In February 1998, I gained my Master’s certificate, and was promoted to Chief Officer shortly after.

My first full time command came at the age of 36, when in June 2006, I was appointed relief Master on MV Hebrides and MV Isle of Lewis. As well as a great sense of achievement, this was quite a humbling experience too, as you realise the responsibility you have for the safety of the ship, passengers and crew.

Although trained for the job, you never fully appreciate or learn how to do it, until you are there actually doing it! I can tell you a good gale focuses a Captain’s mind, like nothing else can!!

I left Calmac for a time, from July 2008 until February 2010, to become a Marine Pilot at Aberdeen Harbour. During my 18 months at Aberdeen, I piloted around 1500 ships, from the latest offshore vessels to large old cargo ships. This was a real development in my career and gave me a much better understanding of ship handling overall, and the use of tugs to manoeuvre large ships in confined spaces.

On returning to Calmac I was appointed Master of the MV Clansman, which services the islands of Coll, Tiree, Barra and South Uist from the mainland port of Oban. This was a time I really enjoyed, on a challenging route within the Calmac network.I was appointed as one of the Master’s on the new MV Loch Seaforth in June 2012, and since that time have been involved with the new vessels plans, build process, and preparations for entering service in September 2014.
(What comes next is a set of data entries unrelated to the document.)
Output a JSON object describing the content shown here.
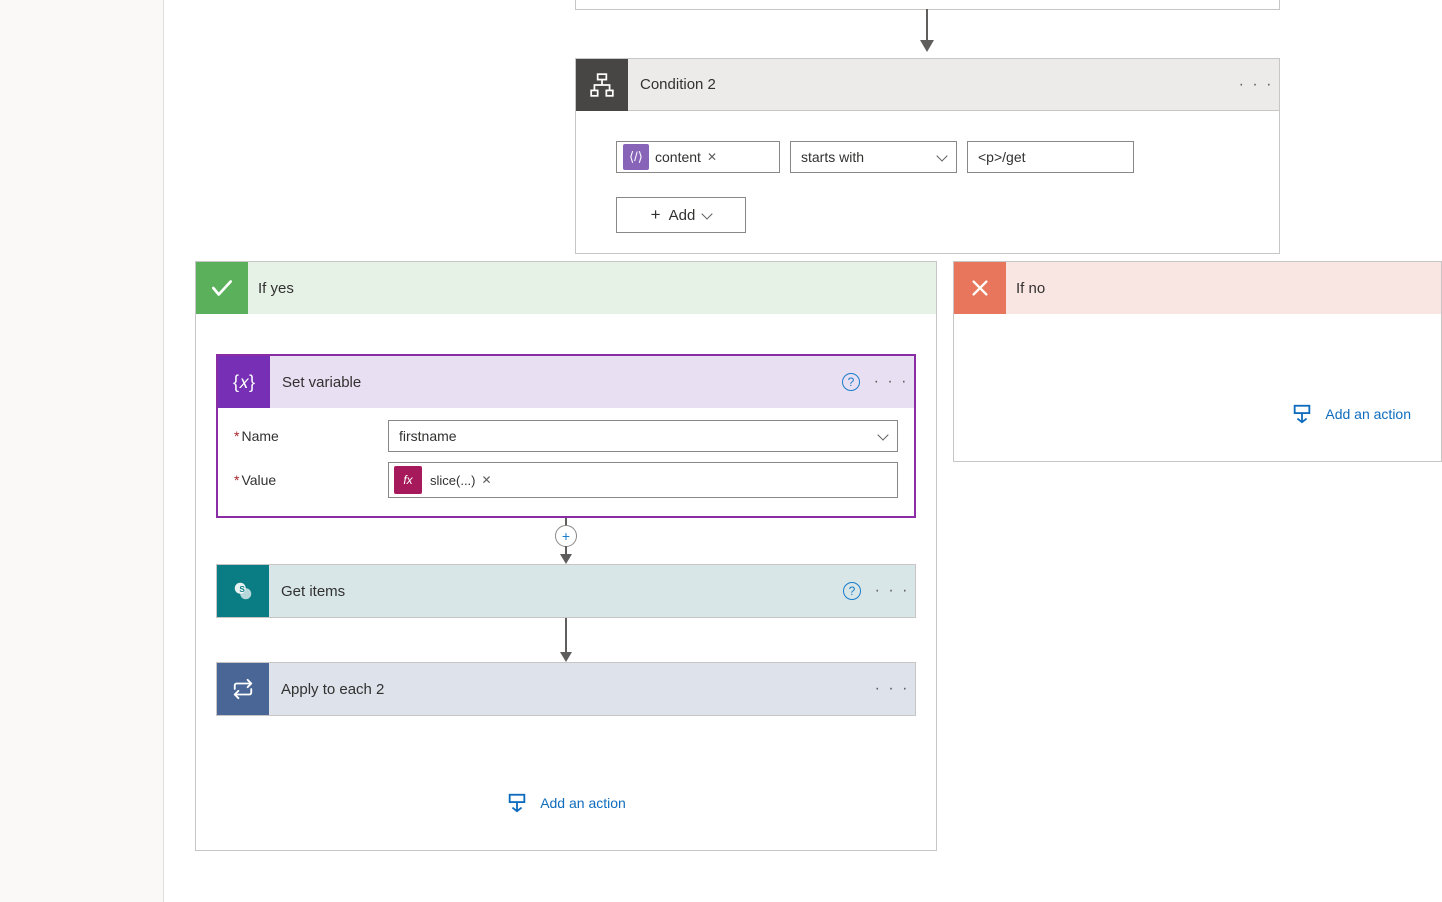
{
  "condition": {
    "title": "Condition 2",
    "token_label": "content",
    "operator": "starts with",
    "value": "<p>/get",
    "add_label": "Add"
  },
  "branches": {
    "yes_label": "If yes",
    "no_label": "If no"
  },
  "set_variable": {
    "title": "Set variable",
    "name_label": "Name",
    "name_value": "firstname",
    "value_label": "Value",
    "value_token": "slice(...)"
  },
  "get_items": {
    "title": "Get items"
  },
  "apply_each": {
    "title": "Apply to each 2"
  },
  "buttons": {
    "add_action": "Add an action"
  },
  "glyph": {
    "x": "✕",
    "plus": "+",
    "dots": "· · ·",
    "help": "?",
    "fx": "fx",
    "varcurly": "{𝑥}",
    "content": "⟨/⟩"
  }
}
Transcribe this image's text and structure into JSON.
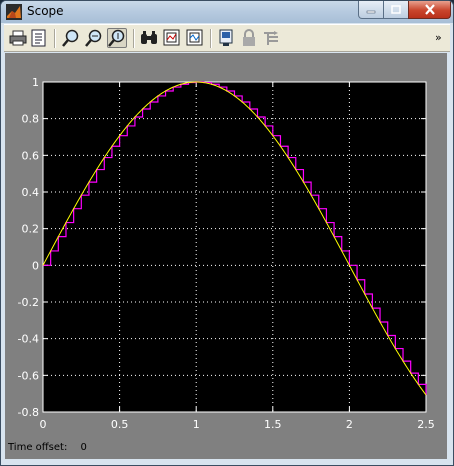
{
  "window": {
    "title": "Scope"
  },
  "toolbar": {
    "buttons": [
      {
        "name": "print-icon"
      },
      {
        "name": "parameters-icon"
      },
      {
        "name": "zoom-in-icon"
      },
      {
        "name": "zoom-x-icon"
      },
      {
        "name": "zoom-y-icon"
      },
      {
        "name": "autoscale-icon"
      },
      {
        "name": "save-axes-icon"
      },
      {
        "name": "restore-axes-icon"
      },
      {
        "name": "floating-scope-icon"
      },
      {
        "name": "lock-icon"
      },
      {
        "name": "signal-selection-icon"
      }
    ],
    "overflow": "»"
  },
  "footer": {
    "time_offset_label": "Time offset:",
    "time_offset_value": "0"
  },
  "colors": {
    "background": "#808080",
    "axes": "#000000",
    "signal_continuous": "#ffff00",
    "signal_discrete": "#ff00ff",
    "grid": "#ffffff"
  },
  "chart_data": {
    "type": "line",
    "xlim": [
      0,
      2.5
    ],
    "ylim": [
      -0.8,
      1
    ],
    "xticks": [
      "0",
      "0.5",
      "1",
      "1.5",
      "2",
      "2.5"
    ],
    "yticks": [
      "-0.8",
      "-0.6",
      "-0.4",
      "-0.2",
      "0",
      "0.2",
      "0.4",
      "0.6",
      "0.8",
      "1"
    ],
    "grid": true,
    "series": [
      {
        "style": "line",
        "color": "#ffff00",
        "function": "sin(pi*x/2)",
        "x_range": [
          0,
          2.5
        ]
      },
      {
        "style": "step",
        "color": "#ff00ff",
        "function": "sin(pi*x/2)",
        "sample_time": 0.05,
        "x_range": [
          0,
          2.5
        ]
      }
    ]
  }
}
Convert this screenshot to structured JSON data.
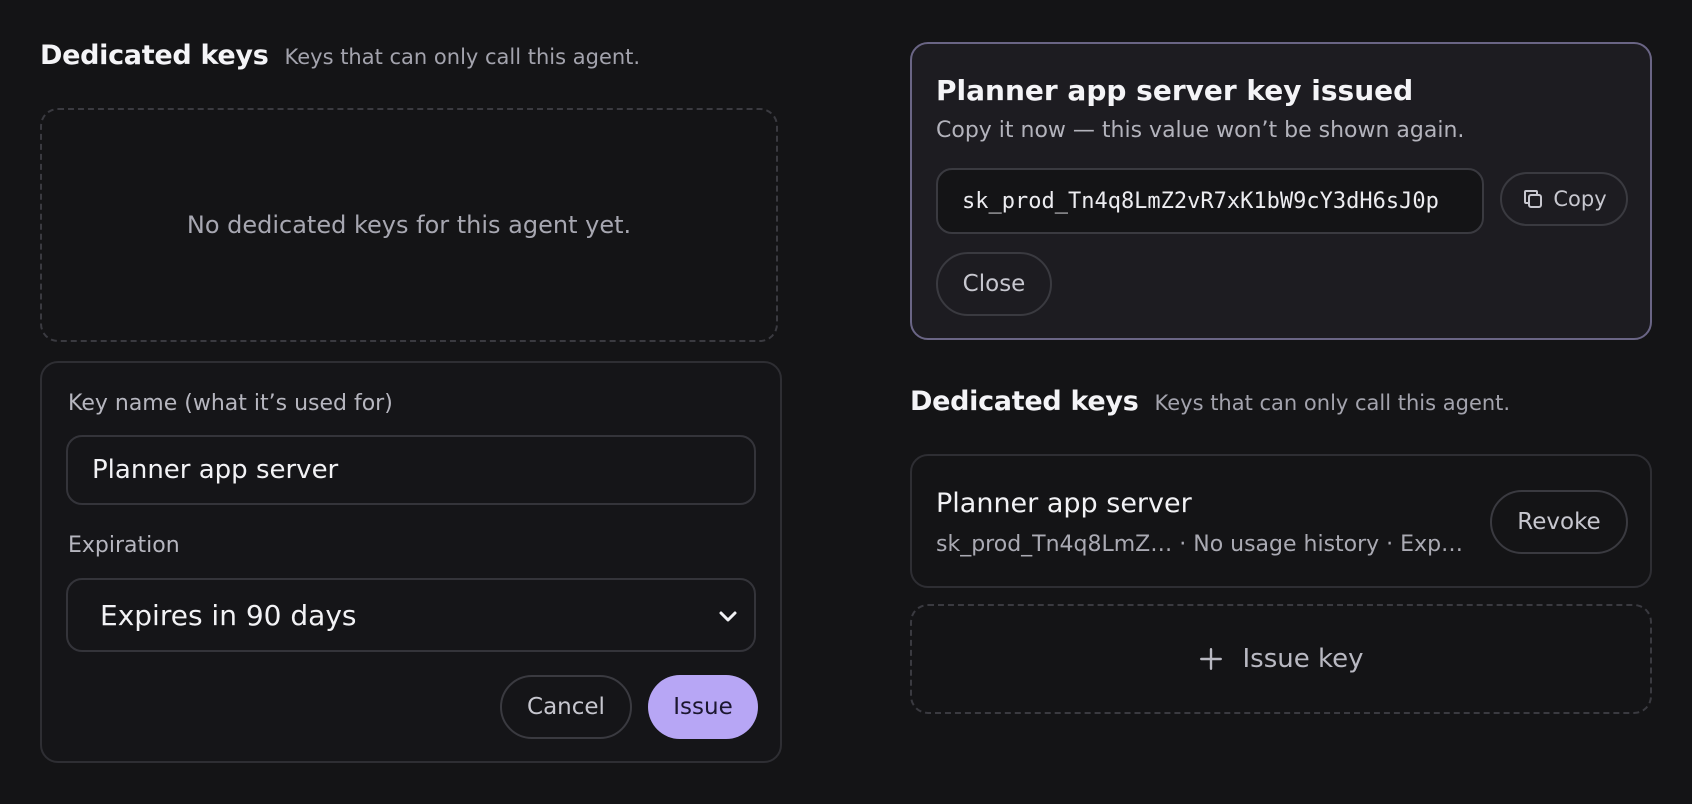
{
  "left": {
    "section": {
      "title": "Dedicated keys",
      "subtitle": "Keys that can only call this agent."
    },
    "empty_text": "No dedicated keys for this agent yet.",
    "form": {
      "name_label": "Key name (what it’s used for)",
      "name_value": "Planner app server",
      "expiration_label": "Expiration",
      "expiration_value": "Expires in 90 days",
      "cancel_label": "Cancel",
      "issue_label": "Issue"
    }
  },
  "right": {
    "issued": {
      "title": "Planner app server key issued",
      "subtitle": "Copy it now — this value won’t be shown again.",
      "key_value": "sk_prod_Tn4q8LmZ2vR7xK1bW9cY3dH6sJ0p",
      "copy_label": "Copy",
      "close_label": "Close"
    },
    "section": {
      "title": "Dedicated keys",
      "subtitle": "Keys that can only call this agent."
    },
    "key_row": {
      "name": "Planner app server",
      "meta": "sk_prod_Tn4q8LmZ… · No usage history · Exp…",
      "revoke_label": "Revoke"
    },
    "add_label": "Issue key"
  },
  "icons": {
    "copy": "copy-icon",
    "plus": "plus-icon",
    "chevron": "chevron-down-icon"
  },
  "colors": {
    "accent": "#b7a6f5",
    "background": "#141416",
    "issued_border": "#6a6585"
  }
}
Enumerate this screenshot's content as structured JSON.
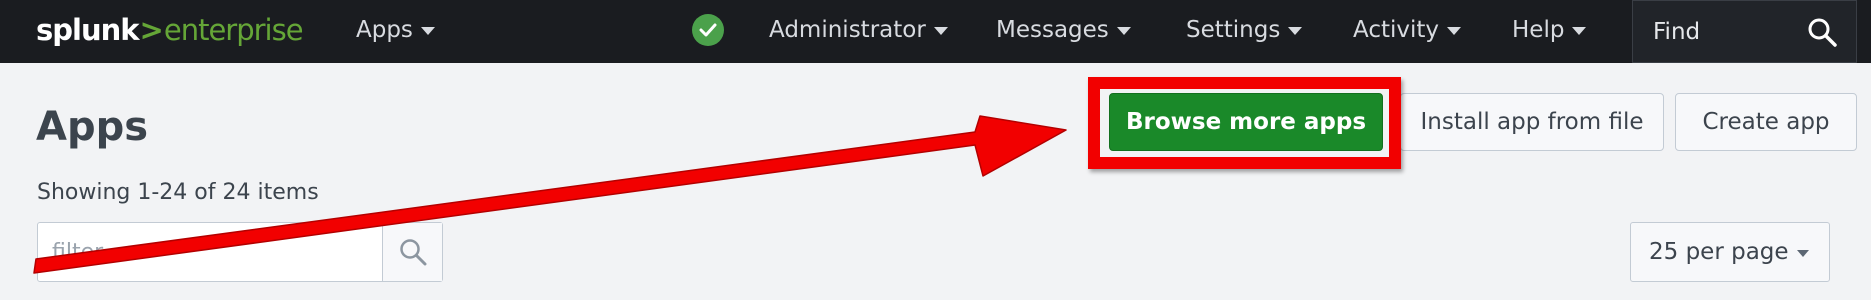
{
  "brand": {
    "name_part1": "splunk",
    "separator": ">",
    "name_part2": "enterprise"
  },
  "nav": {
    "apps": "Apps",
    "administrator": "Administrator",
    "messages": "Messages",
    "settings": "Settings",
    "activity": "Activity",
    "help": "Help",
    "find": "Find",
    "status_icon": "check-circle-icon"
  },
  "page": {
    "title": "Apps",
    "item_count": "Showing 1-24 of 24 items",
    "filter_placeholder": "filter",
    "per_page": "25 per page"
  },
  "actions": {
    "browse": "Browse more apps",
    "install": "Install app from file",
    "create": "Create app"
  },
  "annotation": {
    "color": "#f20000",
    "type": "arrow-and-highlight-box"
  },
  "colors": {
    "topbar": "#1a1c20",
    "brand_green": "#65a637",
    "primary_button": "#1a8929",
    "page_bg": "#f2f3f5"
  }
}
I consider this to be a real privilege and certainly a career highlight. The whole project has been challenging but very interesting and I am so pleased to have been a part of it. It has not come without a lot of hard work, and you often feel the weight of responsibility for decisions. I have been very lucky to be working, and sharing those decisions with the other two Captains - Capt. John Gillies, and Capt. Byron Griffiths. We are all looking forward to taking delivery of the ship, and bringing her into service, where I’m sure she will prove herself a good match for the Minch!

The vessel which was launched on 21 March 2014, is now in the final stages of fitting out, and taking great shape. She has been built in Flensburg, Germany, by the shipyard FSG. They have a great reputation for quality and are industry leaders in building Ro-Ro Passenger vessels of this kind.

When I am off duty, I like to go hill walking, read, and spend quality time with my family back in Inverness. I am married to Christeen, and we have a daughter Caitlin who is 11 years old. Calmac is a great company with a long history and I am very proud to be part of the journey.